Law students from Birmingham, Sussex, Nottingham and beyond met at the University of Law in London on Saturday 16 August to compete in the Open University Law Society’s second annual novice moot.
The students faced a panel of judges including Suzanne Rab, a barrister at Serle Court Chambers, and Open University graduate Rebecca Penfold who is a pupil barrister at Dyers Chambers.
The moot problem concerned the application of s.76 Sexual Offences Act 2003, which states that there is a conclusive presumption of rape where the defendant has impersonated a ‘person known personally’ to the complainant in order to gain their consent. Students had to argue whether this provision should include a situation where the defendant gains the complainant’s consent by impersonating a celebrity who the complainant is a fan of but does not have a personal relationship with.

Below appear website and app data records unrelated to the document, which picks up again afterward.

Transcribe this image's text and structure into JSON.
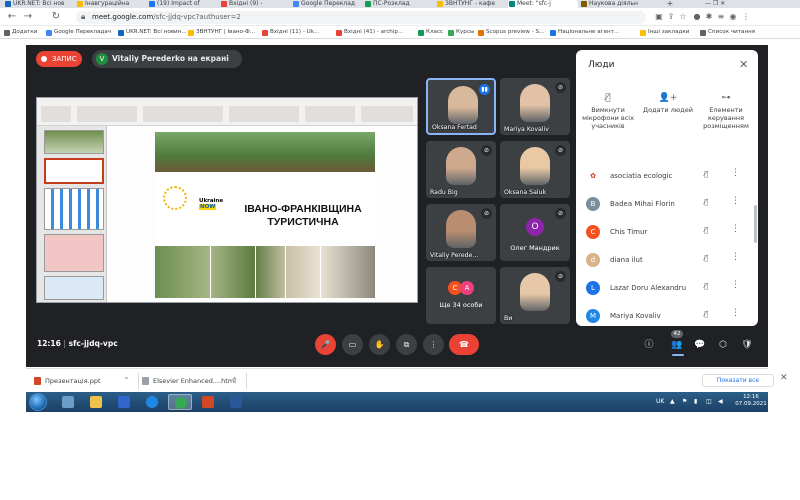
{
  "browser": {
    "tabs": [
      {
        "label": "UKR.NET: Всі нов",
        "fav_color": "#1565c0"
      },
      {
        "label": "Інавгураційна",
        "fav_color": "#fbbc04"
      },
      {
        "label": "(19) Impact of",
        "fav_color": "#1877f2"
      },
      {
        "label": "Вхідні (9) -",
        "fav_color": "#ea4335"
      },
      {
        "label": "Google Переклад",
        "fav_color": "#4285f4"
      },
      {
        "label": "ПС-Розклад",
        "fav_color": "#0f9d58"
      },
      {
        "label": "ЗВНТУНГ - кафе",
        "fav_color": "#fbbc04"
      },
      {
        "label": "Meet: \"sfc-j",
        "fav_color": "#00897b"
      },
      {
        "label": "Наукова діяльн",
        "fav_color": "#7b5e00"
      }
    ],
    "active_tab_index": 7,
    "new_tab": "+",
    "window_controls": "—   ❐   ✕",
    "nav": {
      "back": "←",
      "forward": "→",
      "reload": "↻"
    },
    "url_host": "meet.google.com",
    "url_path": "/sfc-jjdq-vpc?authuser=2",
    "bookmarks": [
      {
        "label": "Додатки",
        "color": "#5f6368"
      },
      {
        "label": "Google Перекладач",
        "color": "#4285f4"
      },
      {
        "label": "UKR.NET: Всі новин...",
        "color": "#1565c0"
      },
      {
        "label": "ЗВНТУНГ | Івано-Ф...",
        "color": "#fbbc04"
      },
      {
        "label": "Вхідні (11) - Uk...",
        "color": "#ea4335"
      },
      {
        "label": "Вхідні (41) - archip...",
        "color": "#ea4335"
      },
      {
        "label": "Класс",
        "color": "#0f9d58"
      },
      {
        "label": "Курсы",
        "color": "#34a853"
      },
      {
        "label": "Scopus preview - S...",
        "color": "#e37400"
      },
      {
        "label": "Національне агент...",
        "color": "#1a73e8"
      },
      {
        "label": "Інші закладки",
        "color": "#fbbc04"
      },
      {
        "label": "Список читання",
        "color": "#5f6368"
      }
    ]
  },
  "meet": {
    "recording_label": "ЗАПИС",
    "presenter_initial": "V",
    "presenter_text": "Vitaliy Perederko на екрані",
    "slide": {
      "title": "ІВАНО-ФРАНКІВЩИНА ТУРИСТИЧНА",
      "ukraine_label": "Ukraine",
      "now_label": "NOW"
    },
    "tiles": [
      {
        "name": "Oksana Fertad",
        "speaking": true,
        "face": "#d9b99b"
      },
      {
        "name": "Mariya Kovaliv",
        "speaking": false,
        "face": "#e2c2a6"
      },
      {
        "name": "Radu Big",
        "speaking": false,
        "face": "#cfa98e"
      },
      {
        "name": "Oksana Saluk",
        "speaking": false,
        "face": "#e9c9a3"
      },
      {
        "name": "Vitaliy Perede...",
        "speaking": false,
        "face": "#b98d70"
      },
      {
        "name": "Олег Мандрик",
        "speaking": false,
        "avatar": "О",
        "avatar_color": "#8e24aa"
      },
      {
        "name": "Ще 34 особи",
        "speaking": false,
        "mini": [
          "C",
          "A"
        ]
      },
      {
        "name": "Ви",
        "speaking": false,
        "face": "#e6c8a8"
      }
    ],
    "people_panel": {
      "title": "Люди",
      "close_icon": "✕",
      "actions": [
        {
          "icon": "🎙̸",
          "label": "Вимкнути мікрофони всіх учасників"
        },
        {
          "icon": "👤+",
          "label": "Додати людей"
        },
        {
          "icon": "⊶",
          "label": "Елементи керування розміщенням"
        }
      ],
      "participants": [
        {
          "name": "asociatia ecologic",
          "initial": "✿",
          "color": "#ffffff",
          "text_color": "#d93025"
        },
        {
          "name": "Badea Mihai Florin",
          "initial": "B",
          "color": "#78909c",
          "text_color": "#ffffff"
        },
        {
          "name": "Chis Timur",
          "initial": "C",
          "color": "#f4511e",
          "text_color": "#ffffff"
        },
        {
          "name": "diana ilut",
          "initial": "d",
          "color": "#d7b48a",
          "text_color": "#ffffff"
        },
        {
          "name": "Lazar Doru Alexandru",
          "initial": "L",
          "color": "#1a73e8",
          "text_color": "#ffffff"
        },
        {
          "name": "Mariya Kovaliv",
          "initial": "M",
          "color": "#1e88e5",
          "text_color": "#ffffff"
        }
      ]
    },
    "controls": {
      "time": "12:16",
      "separator": "|",
      "meeting_code": "sfc-jjdq-vpc",
      "people_count": "42",
      "mic_icon": "🎤",
      "cam_icon": "▭",
      "hand_icon": "✋",
      "present_icon": "⧉",
      "more_icon": "⋮",
      "end_icon": "☎",
      "info_icon": "ⓘ",
      "people_icon": "👥",
      "chat_icon": "💬",
      "activities_icon": "⬡",
      "host_icon": "🛡"
    }
  },
  "downloads": {
    "items": [
      {
        "name": "Презентація.ppt",
        "color": "#d24726"
      },
      {
        "name": "Elsevier Enhanced....html",
        "color": "#9aa0a6"
      }
    ],
    "show_all": "Показати все",
    "close": "✕",
    "chevron": "^"
  },
  "taskbar": {
    "apps": [
      {
        "name": "app-calculator",
        "color": "#6d9ec9"
      },
      {
        "name": "app-explorer",
        "color": "#f0c14b"
      },
      {
        "name": "app-save",
        "color": "#3366cc"
      },
      {
        "name": "app-edge",
        "color": "#1e88e5"
      },
      {
        "name": "app-chrome",
        "color": "#34a853"
      },
      {
        "name": "app-powerpoint",
        "color": "#d24726"
      },
      {
        "name": "app-word",
        "color": "#2b579a"
      }
    ],
    "active_app_index": 4,
    "language": "UK",
    "time": "12:16",
    "date": "07.09.2021"
  }
}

After three rounds, Peter Savory, a W200 student from East Sussex, emerged victorious. Peter wowed the judges not just with his legal argument but also his impressive advocacy style. He wins £25 of Amazon vouchers.
Commenting on his win, Peter said: “Saturday’s competition provided a terrific opportunity to put our legal learning to the test. I’d like to thank the OU Law Society for organising the event and the judges for their insights and guidance as we progressed through the competition.”
Peter commenced his OU legal studies in 2013, following a long career in the classical music industry. He has found the structure and flexibility of the course – with its programme of regular tutorials – ideal for someone returning to formal study after such a long break and hopes eventually to make a second career in the law.
The Open University Law Society run a series of events for OU students throughout the year, including careers talks, mooting workshops and socials. They also enter teams into external mooting competitions. In 2013 OULS teams won the ICLR national moot as well as the Lexis Nexis Welsh National mooting competition. Membership is £5 per year.